## TASK INPUTS:

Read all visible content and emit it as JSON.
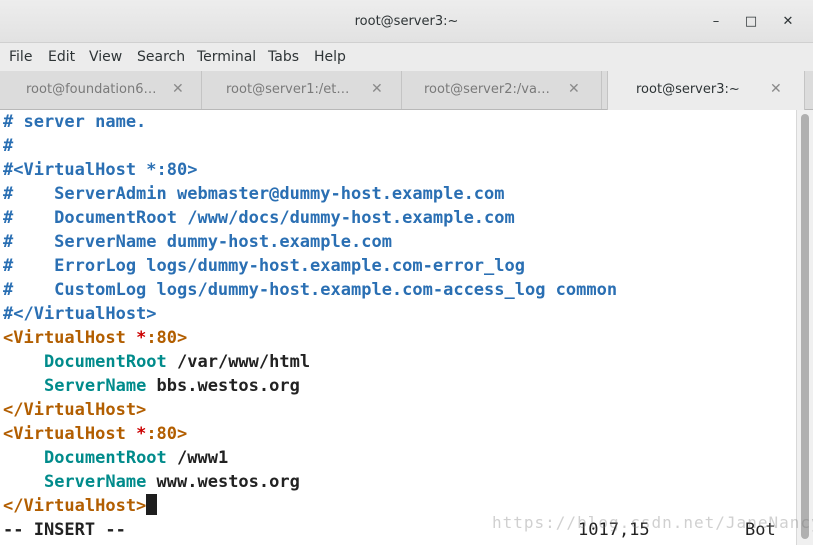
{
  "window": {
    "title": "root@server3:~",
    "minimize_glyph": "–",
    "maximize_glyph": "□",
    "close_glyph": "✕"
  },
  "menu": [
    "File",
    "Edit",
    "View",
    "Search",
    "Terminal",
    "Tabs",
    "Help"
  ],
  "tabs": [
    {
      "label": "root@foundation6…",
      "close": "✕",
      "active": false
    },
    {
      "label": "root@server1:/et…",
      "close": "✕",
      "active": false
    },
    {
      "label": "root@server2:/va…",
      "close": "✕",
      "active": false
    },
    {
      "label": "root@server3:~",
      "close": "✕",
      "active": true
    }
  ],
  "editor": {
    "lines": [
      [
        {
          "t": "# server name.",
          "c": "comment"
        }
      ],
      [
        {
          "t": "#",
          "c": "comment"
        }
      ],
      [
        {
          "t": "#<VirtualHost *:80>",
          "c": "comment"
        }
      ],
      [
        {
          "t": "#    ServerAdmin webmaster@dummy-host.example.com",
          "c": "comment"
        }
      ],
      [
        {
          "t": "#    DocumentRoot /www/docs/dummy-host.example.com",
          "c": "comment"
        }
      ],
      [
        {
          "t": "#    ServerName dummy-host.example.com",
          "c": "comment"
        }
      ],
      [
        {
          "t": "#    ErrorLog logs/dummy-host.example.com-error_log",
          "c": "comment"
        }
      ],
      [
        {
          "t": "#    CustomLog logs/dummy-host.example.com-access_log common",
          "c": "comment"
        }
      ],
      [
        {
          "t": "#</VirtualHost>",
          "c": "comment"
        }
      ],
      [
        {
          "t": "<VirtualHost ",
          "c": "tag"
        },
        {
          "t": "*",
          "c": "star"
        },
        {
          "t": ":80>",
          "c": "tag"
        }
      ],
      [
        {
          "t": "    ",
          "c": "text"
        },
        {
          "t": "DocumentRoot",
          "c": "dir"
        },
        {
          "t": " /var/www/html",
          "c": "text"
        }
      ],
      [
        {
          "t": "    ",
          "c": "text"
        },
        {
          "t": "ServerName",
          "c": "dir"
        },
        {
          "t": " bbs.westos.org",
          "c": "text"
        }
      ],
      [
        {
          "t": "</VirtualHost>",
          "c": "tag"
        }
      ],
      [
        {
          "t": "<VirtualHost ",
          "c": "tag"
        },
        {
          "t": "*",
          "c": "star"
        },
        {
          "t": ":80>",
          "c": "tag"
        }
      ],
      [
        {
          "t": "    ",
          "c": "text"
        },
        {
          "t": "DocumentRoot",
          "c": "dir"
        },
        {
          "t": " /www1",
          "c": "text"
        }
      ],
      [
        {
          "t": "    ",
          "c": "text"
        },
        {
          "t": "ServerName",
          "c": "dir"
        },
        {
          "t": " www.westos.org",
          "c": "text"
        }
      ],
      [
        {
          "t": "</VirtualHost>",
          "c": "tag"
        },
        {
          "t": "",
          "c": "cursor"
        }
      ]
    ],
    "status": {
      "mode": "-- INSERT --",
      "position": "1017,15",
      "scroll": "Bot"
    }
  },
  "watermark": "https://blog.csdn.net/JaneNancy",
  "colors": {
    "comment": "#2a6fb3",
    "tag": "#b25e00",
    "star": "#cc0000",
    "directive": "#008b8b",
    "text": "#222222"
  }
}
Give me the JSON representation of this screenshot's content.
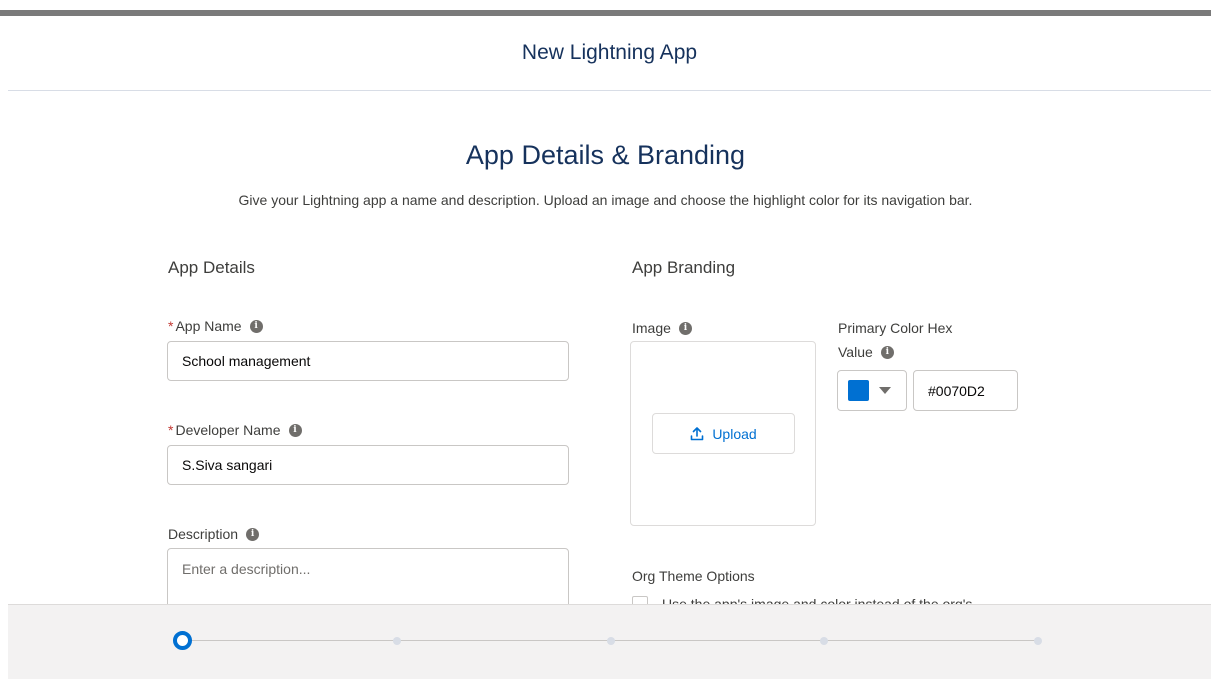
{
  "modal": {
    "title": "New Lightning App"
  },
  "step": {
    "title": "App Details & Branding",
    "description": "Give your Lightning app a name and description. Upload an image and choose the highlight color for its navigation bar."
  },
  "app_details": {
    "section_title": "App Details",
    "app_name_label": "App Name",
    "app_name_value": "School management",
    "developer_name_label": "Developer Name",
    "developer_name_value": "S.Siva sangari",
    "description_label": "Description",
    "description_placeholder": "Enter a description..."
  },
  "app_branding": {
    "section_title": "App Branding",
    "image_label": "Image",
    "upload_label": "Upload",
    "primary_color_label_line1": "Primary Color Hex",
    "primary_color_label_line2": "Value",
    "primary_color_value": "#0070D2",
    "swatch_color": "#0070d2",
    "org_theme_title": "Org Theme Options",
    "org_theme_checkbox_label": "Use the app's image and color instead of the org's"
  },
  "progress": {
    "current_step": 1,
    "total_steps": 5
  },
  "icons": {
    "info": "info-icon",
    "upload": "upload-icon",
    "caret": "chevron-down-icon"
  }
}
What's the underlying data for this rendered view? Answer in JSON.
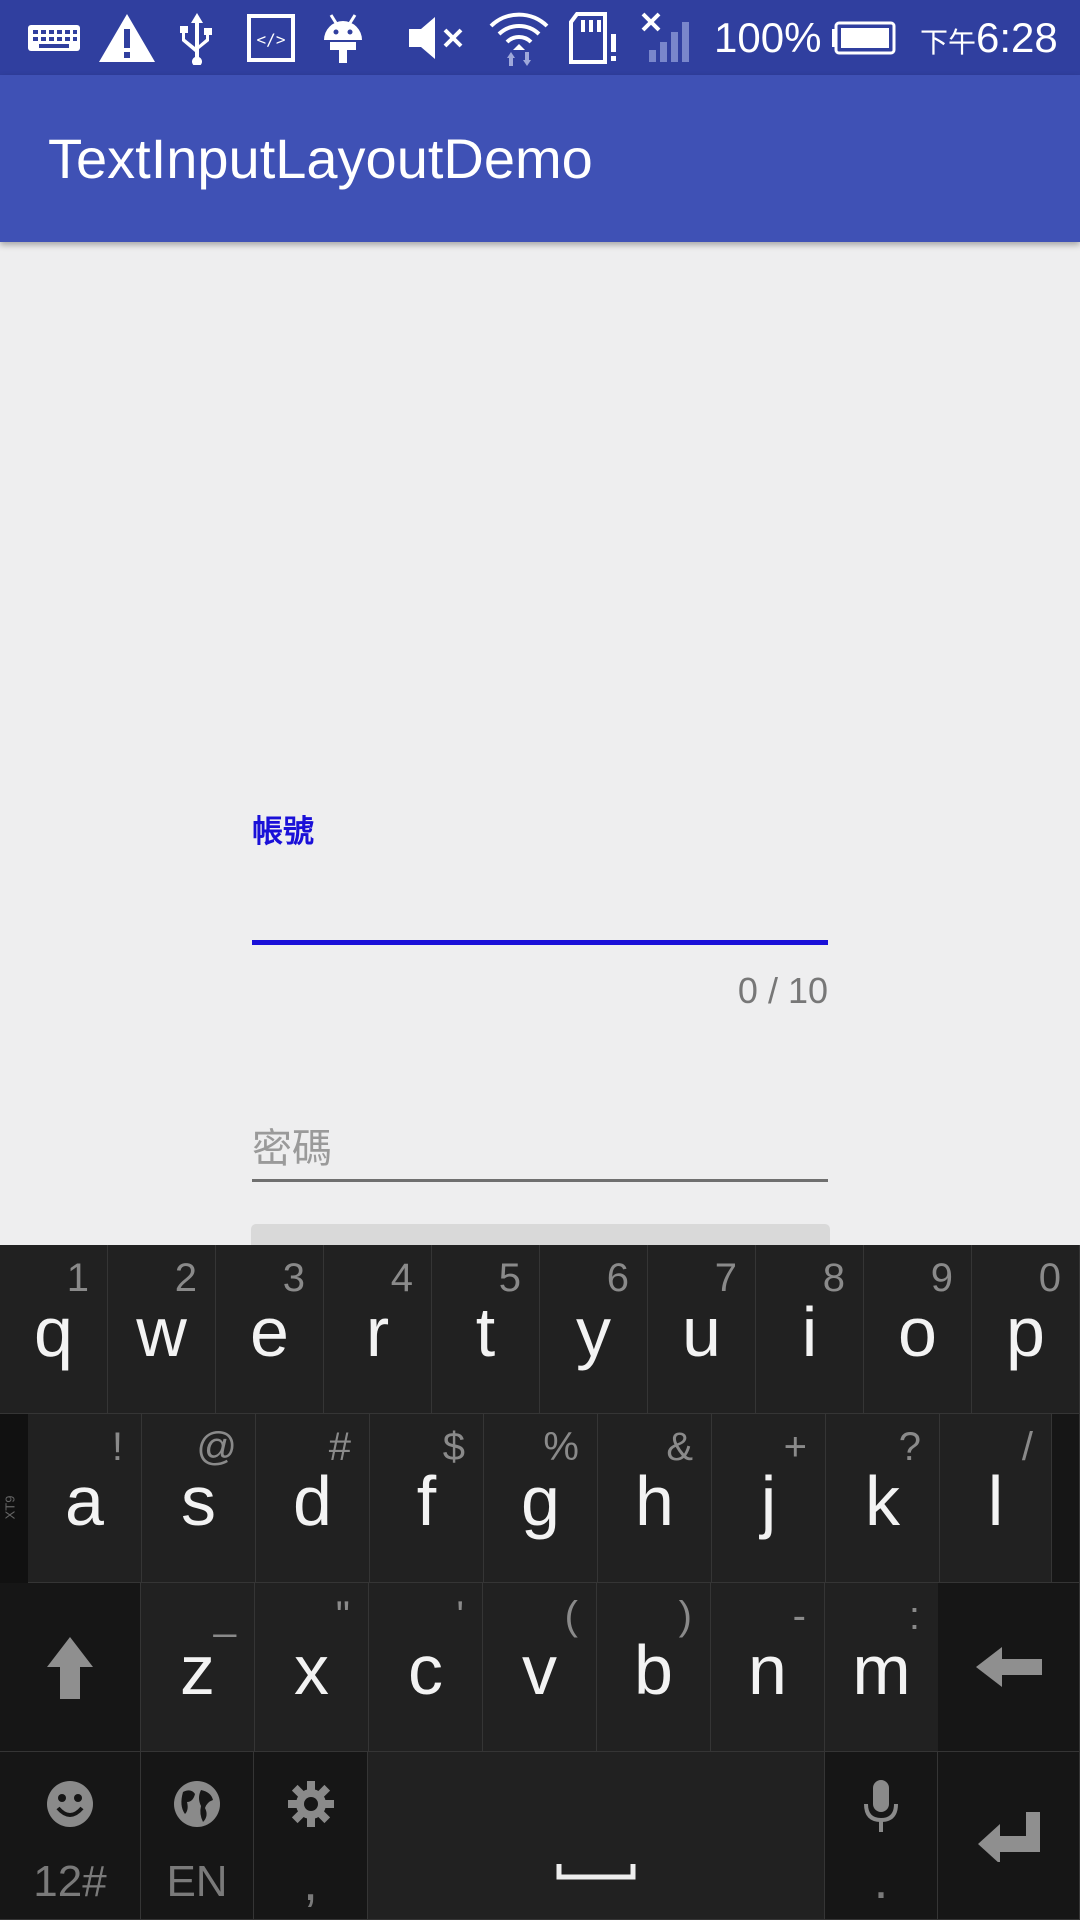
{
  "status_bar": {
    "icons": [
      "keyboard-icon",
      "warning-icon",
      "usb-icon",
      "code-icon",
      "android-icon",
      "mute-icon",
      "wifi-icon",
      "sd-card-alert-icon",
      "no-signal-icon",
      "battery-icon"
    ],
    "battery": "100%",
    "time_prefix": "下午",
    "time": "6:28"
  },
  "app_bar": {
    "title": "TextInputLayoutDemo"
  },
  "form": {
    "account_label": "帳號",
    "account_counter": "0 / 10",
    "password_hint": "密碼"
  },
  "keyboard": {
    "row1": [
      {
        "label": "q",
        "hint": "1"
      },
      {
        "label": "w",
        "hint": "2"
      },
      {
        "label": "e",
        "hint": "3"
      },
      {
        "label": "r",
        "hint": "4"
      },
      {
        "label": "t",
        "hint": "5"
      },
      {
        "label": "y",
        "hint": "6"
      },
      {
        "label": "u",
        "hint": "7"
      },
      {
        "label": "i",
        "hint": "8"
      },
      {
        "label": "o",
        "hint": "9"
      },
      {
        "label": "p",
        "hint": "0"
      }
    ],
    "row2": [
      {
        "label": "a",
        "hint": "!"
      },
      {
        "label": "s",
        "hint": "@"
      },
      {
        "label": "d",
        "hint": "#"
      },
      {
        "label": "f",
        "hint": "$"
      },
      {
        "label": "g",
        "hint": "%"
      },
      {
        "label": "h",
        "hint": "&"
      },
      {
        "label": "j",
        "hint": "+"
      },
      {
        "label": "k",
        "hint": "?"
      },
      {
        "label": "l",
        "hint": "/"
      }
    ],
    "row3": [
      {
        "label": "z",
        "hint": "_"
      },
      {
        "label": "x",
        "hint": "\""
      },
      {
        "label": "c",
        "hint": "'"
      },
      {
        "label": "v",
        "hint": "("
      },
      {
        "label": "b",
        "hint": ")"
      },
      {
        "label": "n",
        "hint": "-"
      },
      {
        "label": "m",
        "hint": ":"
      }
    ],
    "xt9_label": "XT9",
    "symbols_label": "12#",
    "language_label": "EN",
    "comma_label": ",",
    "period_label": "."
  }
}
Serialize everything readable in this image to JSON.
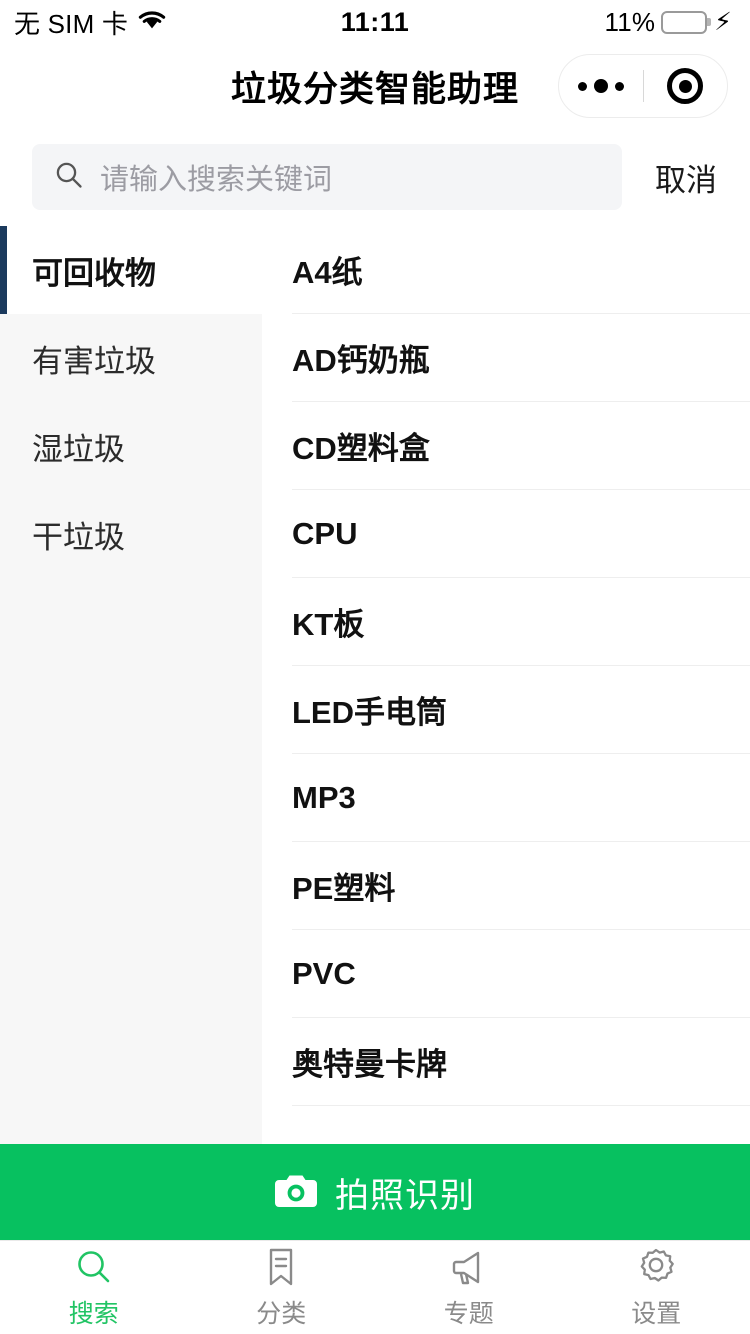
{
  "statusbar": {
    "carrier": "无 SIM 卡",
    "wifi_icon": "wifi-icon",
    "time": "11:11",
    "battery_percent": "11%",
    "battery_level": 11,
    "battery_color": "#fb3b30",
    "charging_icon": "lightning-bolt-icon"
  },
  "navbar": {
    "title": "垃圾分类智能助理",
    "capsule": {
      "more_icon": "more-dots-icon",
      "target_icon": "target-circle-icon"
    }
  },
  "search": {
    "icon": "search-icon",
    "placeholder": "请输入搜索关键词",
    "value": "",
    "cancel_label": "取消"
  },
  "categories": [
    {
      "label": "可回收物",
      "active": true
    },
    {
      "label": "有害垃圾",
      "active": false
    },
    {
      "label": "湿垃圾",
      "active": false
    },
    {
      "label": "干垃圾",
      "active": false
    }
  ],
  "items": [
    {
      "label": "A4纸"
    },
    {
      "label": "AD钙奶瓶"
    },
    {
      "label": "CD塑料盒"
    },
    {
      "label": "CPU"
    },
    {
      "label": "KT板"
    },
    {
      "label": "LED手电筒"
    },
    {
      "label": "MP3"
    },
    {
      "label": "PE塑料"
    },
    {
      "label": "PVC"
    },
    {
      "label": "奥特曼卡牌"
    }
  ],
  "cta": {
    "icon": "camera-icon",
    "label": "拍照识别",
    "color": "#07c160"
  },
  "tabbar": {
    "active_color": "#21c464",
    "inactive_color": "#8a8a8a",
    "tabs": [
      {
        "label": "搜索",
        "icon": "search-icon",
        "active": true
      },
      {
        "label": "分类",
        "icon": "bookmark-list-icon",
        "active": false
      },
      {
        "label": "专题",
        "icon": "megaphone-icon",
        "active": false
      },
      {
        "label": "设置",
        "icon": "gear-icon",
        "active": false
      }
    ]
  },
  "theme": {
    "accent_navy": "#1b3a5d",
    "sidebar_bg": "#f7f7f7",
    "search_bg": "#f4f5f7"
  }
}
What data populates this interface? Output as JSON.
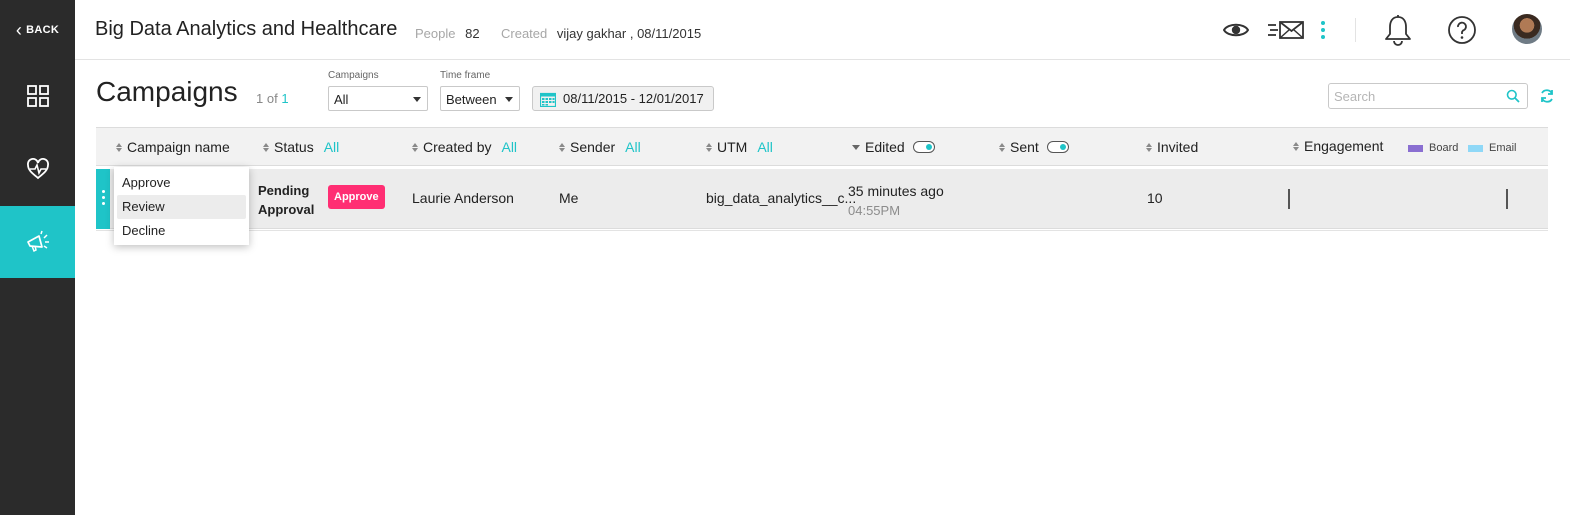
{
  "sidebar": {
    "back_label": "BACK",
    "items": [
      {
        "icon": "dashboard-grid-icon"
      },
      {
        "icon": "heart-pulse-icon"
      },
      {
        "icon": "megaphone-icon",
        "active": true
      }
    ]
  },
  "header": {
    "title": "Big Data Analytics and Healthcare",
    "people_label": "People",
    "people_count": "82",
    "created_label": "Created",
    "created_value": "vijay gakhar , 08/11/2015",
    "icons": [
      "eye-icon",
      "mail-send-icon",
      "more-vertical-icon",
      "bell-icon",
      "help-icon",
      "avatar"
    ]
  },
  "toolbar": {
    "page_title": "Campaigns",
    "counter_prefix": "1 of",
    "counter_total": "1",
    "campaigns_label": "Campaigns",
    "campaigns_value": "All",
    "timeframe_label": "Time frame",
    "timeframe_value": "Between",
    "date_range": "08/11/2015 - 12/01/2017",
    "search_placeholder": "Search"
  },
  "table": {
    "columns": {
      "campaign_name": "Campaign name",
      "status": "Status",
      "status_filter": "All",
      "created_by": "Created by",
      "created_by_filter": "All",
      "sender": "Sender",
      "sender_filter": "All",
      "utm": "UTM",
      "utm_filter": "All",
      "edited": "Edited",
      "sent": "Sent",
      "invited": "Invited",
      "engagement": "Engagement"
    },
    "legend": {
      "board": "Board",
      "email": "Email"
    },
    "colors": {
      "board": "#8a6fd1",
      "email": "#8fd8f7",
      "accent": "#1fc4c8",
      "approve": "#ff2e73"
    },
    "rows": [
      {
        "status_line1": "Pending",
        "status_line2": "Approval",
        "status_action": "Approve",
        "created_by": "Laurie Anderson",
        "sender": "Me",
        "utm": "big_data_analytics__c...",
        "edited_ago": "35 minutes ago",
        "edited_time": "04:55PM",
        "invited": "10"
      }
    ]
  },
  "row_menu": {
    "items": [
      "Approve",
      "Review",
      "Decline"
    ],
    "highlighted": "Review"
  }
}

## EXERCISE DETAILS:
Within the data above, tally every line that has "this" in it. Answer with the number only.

## ANSWER BOX:
4